The Hot Word cognoscenti is for those in the know, the people with superior and informed knowledge in a special field; those with highly refined taste and impeccable standards, especially in the area of fine arts. (As opposed to the area of waste removal for instance.) This Vocabulary Vitamin has been used to mean connoisseur and expert, one with an inside track. All true cognoscenti know things that are hidden from the yokels, the newcomers, the casual observers and the uninitiated.
So is it any wonder that the incognizant have begun resenting the cognoscenti for being so cognizant? After all, if they know so much, then they know how much we don’t know.
What are the cognoscenti saying, have you heard?
We hang on their every wise, witty word.
But when about the cognoscenti we do tell
We must not forget and absentmindedly spell
Do Italian Vocabulary Vitamins have more garlic?
Cognoscenti is an Italian word we borrow unashamedly and often use ironically. It is the plural of cognoscente. In modern Italian the word is now conoscente or conoscitore, but in English we defiantly retain the obsolete “g,” and who’s to stop us?
Does the Hot Word of the Day have Italian friends?
A semi-related Italian word discussed In Mr. Pedantic’s forum on Using English, also borrowed by the English speaking, is: literato. “A literato is a cognoscente in the field of literature.” The plural is literati. So there you have it, a free mini Vocabulary Vitamin supplement.
How do the cognoscenti differ from the intelligentsia, you ask?
And Ms. Mology (Etta) congratulates you on that astute question. The Intelligentsia are the most intelligent, intellectual, or highly educated members of a society or community. According to answers.com, the word is from the early 20th century Russian интеллигенция or intelligentsiya (in case you can’t read Russian), also Latin, intelligentia. Presumably, the intelligentsia are good at thinking; the cognoscenti are good at knowing. But one can be the other, and often is.
Does this Hot Word of the day describe members of the media?
The media, of course, would count themselves among the condescendi, oops I mean the cognoscenti, as in this example:
In the “New York Observer,” Rex Reed refers to “The Cannes cognoscenti and the limousine liberals” as those whose superior taste should be consulted rather than those in “Punkin Cric.”
And in the “National Review” Jonah Goldberg uses this Vocabulary Vitamin, saying: “The cognoscenti lost, and they can’t help taking it out on the yokels.” Moral muddle by Goldberg, Jonah
The Hot Word found yet again: “Most visitors to the gallery will pass by Morandi’s paintings of jugs and bottles without a second glance. To the cognoscenti, however, their muted greys, browns, and blues are endlessly appealing.”

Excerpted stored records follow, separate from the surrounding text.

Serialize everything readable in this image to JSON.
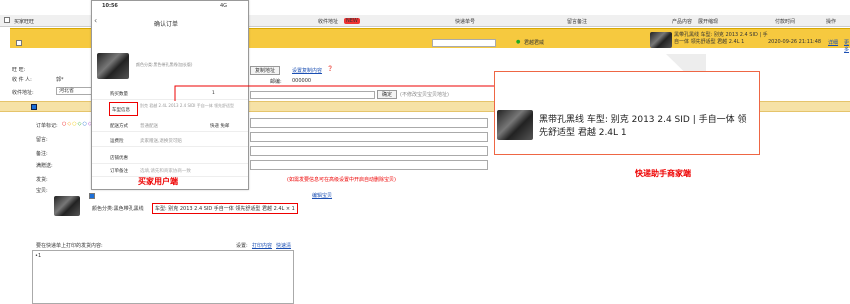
{
  "header": {
    "buyer": "买家旺旺",
    "address": "收件地址",
    "new_badge": "NEW",
    "tracking": "快递单号",
    "remark": "留言备注",
    "product": "产品内容",
    "product_toggle": "展开缩现",
    "paytime": "付款时间",
    "ops": "操作"
  },
  "order": {
    "seller_tag": "君越君威",
    "product_text": "黑带孔黑线 车型: 别克 2013 2.4 SID | 手自一体 领先舒适型 君越 2.4L 1",
    "pay_time": "2020-09-26 21:11:48",
    "detail_link": "详细",
    "more_link": "更多"
  },
  "form": {
    "wangwang_label": "旺 旺:",
    "recipient_label": "收 件 人:",
    "recipient_value": "郭*",
    "address_label": "收件地址:",
    "province_value": "河北省",
    "copy_address_btn": "复制地址",
    "set_copy_link": "设置复制内容",
    "phone_label": "邮编:",
    "phone_value": "000000",
    "confirm_btn": "确定",
    "modify_hint": "(不修改宝贝宝贝地址)",
    "flag_label": "订单标记:",
    "message_label": "留言:",
    "note_label": "备注:",
    "fullgift_label": "满赠送:",
    "shipping_label": "发货:",
    "gift_label": "宝贝:",
    "extra_hint": "(如需发要信息可在高级设置中开启自动删除宝贝)",
    "edit_product_link": "编辑宝贝",
    "product_variant": "颜色分类:黑色带孔黑线",
    "car_model": "车型: 别克 2013 2.4 SID 手自一体 领先舒适型 君越 2.4L × 1",
    "print_label": "要在快递单上打印的发货内容:",
    "print_settings_label": "设置:",
    "print_content_link": "打印内容",
    "clear_link": "快速清",
    "print_value": "•1"
  },
  "phone": {
    "time": "10:56",
    "battery": "4G",
    "title": "确认订单",
    "variant_text": "颜色分类:黑色带孔黑线(加长版)",
    "qty_label": "购买数量",
    "qty_value": "1",
    "car_label": "车型信息",
    "car_value": "别克 君越 2.4L 2013 2.4 SIDI 手自一体 领先舒适型",
    "delivery_label": "配送方式",
    "delivery_value": "普通配送",
    "delivery_tag": "快递 免邮",
    "shipping_label": "运费险",
    "shipping_value": "卖家赠送,退换货可赔",
    "store_coupon_label": "店铺优惠",
    "remark_label": "订单备注",
    "remark_placeholder": "选填,请先和商家协商一致",
    "caption": "买家用户端"
  },
  "callout": {
    "text": "黑带孔黑线 车型: 别克 2013 2.4 SID | 手自一体 领先舒适型 君越 2.4L 1",
    "caption": "快递助手商家端"
  },
  "colors": {
    "accent": "#e00000",
    "bar": "#f6c93f",
    "link": "#1b4fb3"
  }
}
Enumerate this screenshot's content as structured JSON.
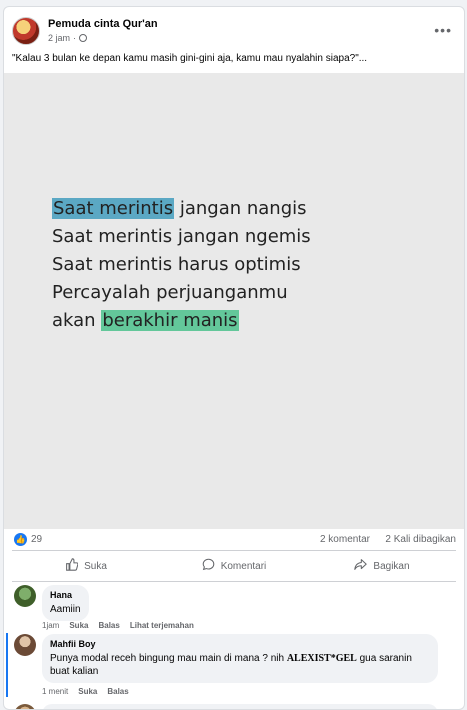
{
  "post": {
    "page_name": "Pemuda cinta Qur'an",
    "time": "2 jam",
    "separator": "·",
    "caption": "\"Kalau 3 bulan ke depan kamu masih gini-gini aja, kamu mau nyalahin siapa?\"...",
    "quote": {
      "line1_highlight": "Saat merintis",
      "line1_rest": " jangan nangis",
      "line2": "Saat merintis jangan ngemis",
      "line3": "Saat merintis harus optimis",
      "line4": "Percayalah perjuanganmu",
      "line5_start": "akan ",
      "line5_highlight": "berakhir manis"
    },
    "highlight_colors": {
      "blue": "#5ba8c4",
      "green": "#63c79a"
    }
  },
  "stats": {
    "likes": "29",
    "comments": "2 komentar",
    "shares": "2 Kali dibagikan"
  },
  "actions": {
    "like": "Suka",
    "comment": "Komentari",
    "share": "Bagikan"
  },
  "comments": [
    {
      "author": "Hana",
      "text": "Aamiin",
      "time": "1jam",
      "like": "Suka",
      "reply": "Balas",
      "translate": "Lihat terjemahan"
    },
    {
      "author": "Mahfii Boy",
      "text_before": "Punya modal receh bingung mau main di mana ? nih ",
      "text_bold": "ALEXIST*GEL",
      "text_after": " gua saranin buat kalian",
      "time": "1 menit",
      "like": "Suka",
      "reply": "Balas"
    }
  ],
  "icons": {
    "more": "more-options-icon",
    "globe": "globe-icon",
    "like_badge": "thumbs-up-badge-icon",
    "like": "thumbs-up-icon",
    "comment": "speech-bubble-icon",
    "share": "share-arrow-icon"
  },
  "colors": {
    "brand": "#1877f2",
    "text": "#050505",
    "muted": "#65676b"
  }
}
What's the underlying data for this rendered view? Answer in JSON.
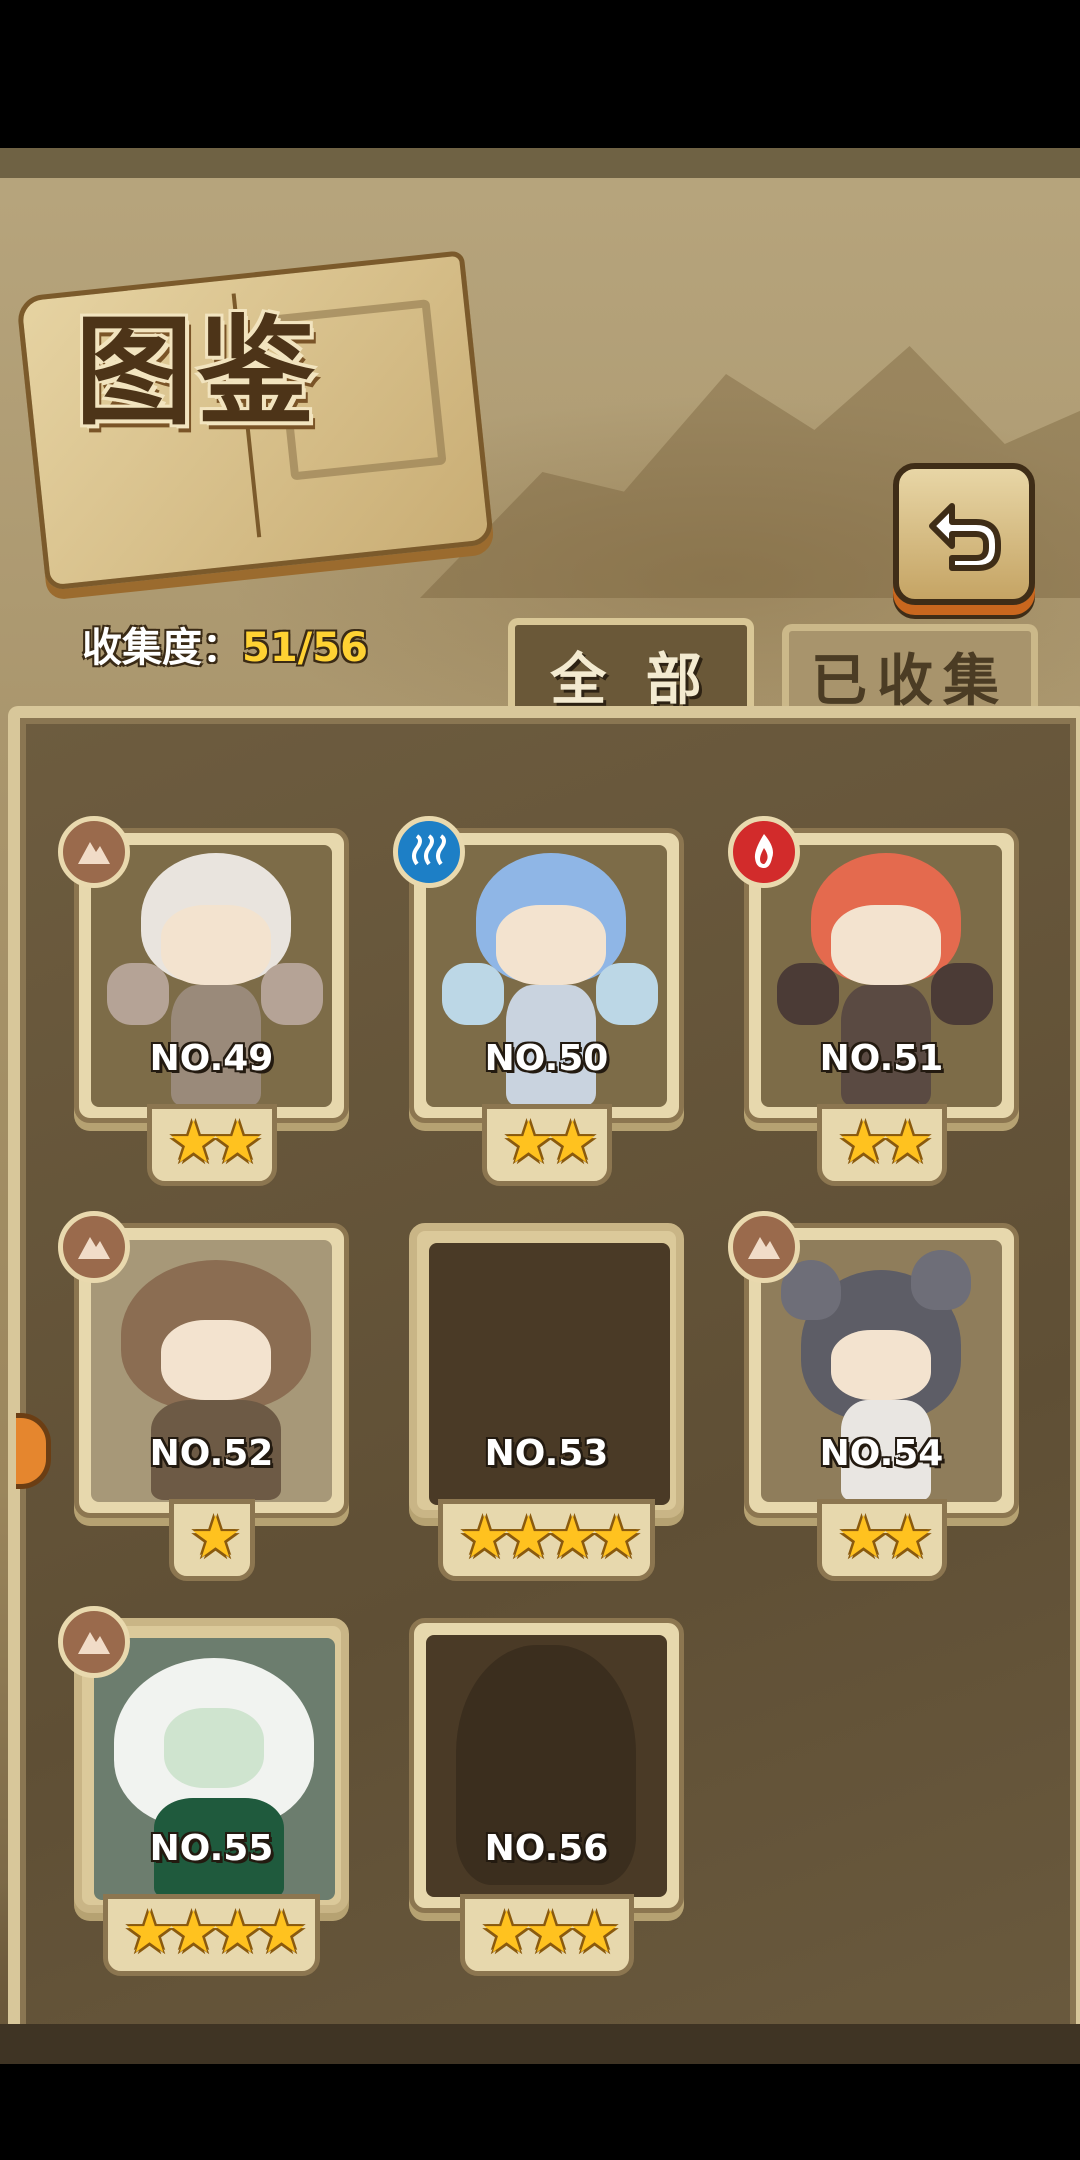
{
  "screen": {
    "title": "图鉴",
    "collection_label": "收集度：",
    "collection_count": "51/56",
    "collection_fraction": 0.9107
  },
  "back_button": {
    "icon": "return-arrow-icon"
  },
  "tabs": [
    {
      "label": "全 部",
      "selected": true
    },
    {
      "label": "已收集",
      "selected": false
    }
  ],
  "colors": {
    "star": "#ffc21f",
    "count_highlight": "#ffd233",
    "element_earth": "#9a6a4c",
    "element_water": "#1d7fc6",
    "element_fire": "#d22b2b"
  },
  "cards": [
    {
      "number": "NO.49",
      "stars": 2,
      "element": "earth",
      "element_icon": "earth-element-icon",
      "unlocked": true,
      "character": "stone-golem-girl-white"
    },
    {
      "number": "NO.50",
      "stars": 2,
      "element": "water",
      "element_icon": "water-element-icon",
      "unlocked": true,
      "character": "ice-golem-girl-blue"
    },
    {
      "number": "NO.51",
      "stars": 2,
      "element": "fire",
      "element_icon": "fire-element-icon",
      "unlocked": true,
      "character": "lava-golem-girl-red"
    },
    {
      "number": "NO.52",
      "stars": 1,
      "element": "earth",
      "element_icon": "earth-element-icon",
      "unlocked": true,
      "character": "treasure-chest-bear-girl"
    },
    {
      "number": "NO.53",
      "stars": 4,
      "element": null,
      "element_icon": null,
      "unlocked": false,
      "character": "locked-silhouette"
    },
    {
      "number": "NO.54",
      "stars": 2,
      "element": "earth",
      "element_icon": "earth-element-icon",
      "unlocked": true,
      "character": "gray-mouse-girl"
    },
    {
      "number": "NO.55",
      "stars": 4,
      "element": "earth",
      "element_icon": "earth-element-icon",
      "unlocked": true,
      "character": "white-hair-green-dress-queen"
    },
    {
      "number": "NO.56",
      "stars": 3,
      "element": null,
      "element_icon": null,
      "unlocked": false,
      "character": "locked-silhouette"
    }
  ]
}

Having given you such a Hot Word of the Day (cognoscenti) plus two Vocabulary Vitamin supplements:(literati and intelligentsia), Ms. Mology needs to cool off now.
Pronunciation: ˌkän-yə-ˈshen-tē, ˌkäg-nə-, -ˈsen- Listen to it here.
Function: noun. Inflected Form(s): plural co• gno• scen• ti
Etymology: obsolete Italian (now conoscente), from cognoscente, adjective, wise, from Latin cognoscent-, cognoscens, present participle of cognoscere
“cognoscenti.” Merriam-Webster Online Dictionary. 2010.Merriam-Webster Online. 1 June 2010